“I know, but it had my favorite pizza restaurant on top of it.” She said in a voice that made it clear that her decision was final. We had eaten in the café inside the World Trade Tower outlook on the 110th floor.
We lucked out and caught an empty Gypsy cab heading down Broadway and agreed to $20 for the normally $8 journey. Olivia’s window would not roll down and every time the car was stopped in traffic she moaned that she was really hot. By 62nd Street the cab driver turned and told us we had to get out. The traffic was too bad and he believed that they were stopping all traffic from heading south of 59th Street. We agreed on $18 as the revised fare, paid it and got out of the cab. We joined the mob of people walking on the sidewalk. Olivia scooted along on her scooter and Anne and I stayed on either side of her. I felt a lot calmer now that we were all together. Walking into our building past the somber doormen we got into the elevators and went up to our apartment. We had five messages on the answering machine from family checking to see if we were all right. We all sat on our bed and watched the news reports. Olivia watched in silence as they showed the Towers collapsing and people running and screaming down the streets.
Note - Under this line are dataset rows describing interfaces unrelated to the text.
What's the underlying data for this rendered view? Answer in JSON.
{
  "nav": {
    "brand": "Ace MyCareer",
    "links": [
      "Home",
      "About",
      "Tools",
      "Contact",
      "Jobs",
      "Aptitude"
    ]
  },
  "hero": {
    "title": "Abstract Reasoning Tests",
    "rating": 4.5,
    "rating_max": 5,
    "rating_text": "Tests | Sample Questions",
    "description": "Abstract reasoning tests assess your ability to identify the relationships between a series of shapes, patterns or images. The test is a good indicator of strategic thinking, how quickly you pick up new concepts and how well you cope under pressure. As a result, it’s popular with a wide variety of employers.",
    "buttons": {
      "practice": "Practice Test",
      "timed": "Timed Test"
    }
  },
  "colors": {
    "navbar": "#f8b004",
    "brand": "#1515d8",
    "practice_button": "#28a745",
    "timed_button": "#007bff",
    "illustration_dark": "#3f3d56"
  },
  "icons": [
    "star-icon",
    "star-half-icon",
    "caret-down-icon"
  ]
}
“I hate this.” She said and left to go to her room.
I followed her into her room and gave her a hug. We flipped on the Cartoon Network and sat on her floor and watched an Ed, Edd and Eddy episode. I rubbed her back absentmindedly and thanked God that we were all alive. My mind kept creating horror shows of Olivia and her cousin being on top of the World Trade Tower when the planes hit. With a chill I thought about the trip I was supposed to take tomorrow. I was supposed to fly out of Newark to go to a meeting in Chicago. Newark airport is one of the airports where a plane was hijacked and crashed outside of Pittsburgh. Later in the day I got antsy and decided to go give blood. I pulled on my roller blades and gave Olivia and Anne a kiss. I skated over to 58th Street and 9th Avenue. A couple of volunteers wearing stickers on their shirts stopped me.
“We are blocking off the street. No more blood donors can be handled out of this hospital. We need the street for triage and a temporary mortuary.” They explained.
“OK, hang in there.” I said and skated back to the apartment.
After taking a shower and changing my clothes I made a stiff drink and sat down in front of CNN. For dinner we reheated some chili I had made earlier in the week. When it was time for bed, I pushed the two overstuffed chairs together in our bedroom and made Olivia a bed so she could sleep with us without kicking us all night. We gave each other a goodnight kiss and hug and went to sleep.
In the morning we discovered that Olivia’s school was canceled. It was a beautiful day. Not a cloud in the sky. The sound of sirens was non-stop. The temperature was crisp and Central Park beckoned. I put my roller blades on. Grabbed my backpack and helped Olivia get her bike out the door. We each gave Anne a kiss goodbye. She wanted to stay in and watch the news.
At the park, the sound of the children playing drowned out the sirens. I was struck by the amazing ability of children to live in the moment. Reaching into my backpack I pulled out my camera. Olivia was playing in the sand on the other side of a low concrete wall. The sun was shining down on her and she seemed content.
“Hey Olivia!” I shouted ducking down behind the wall. Olivia popped up, resting her head on her arms. With a look beyond her years she tolerated the picture taking and went back to building her sand castle. This is the photograph I used for the pencil portrait I created later that week.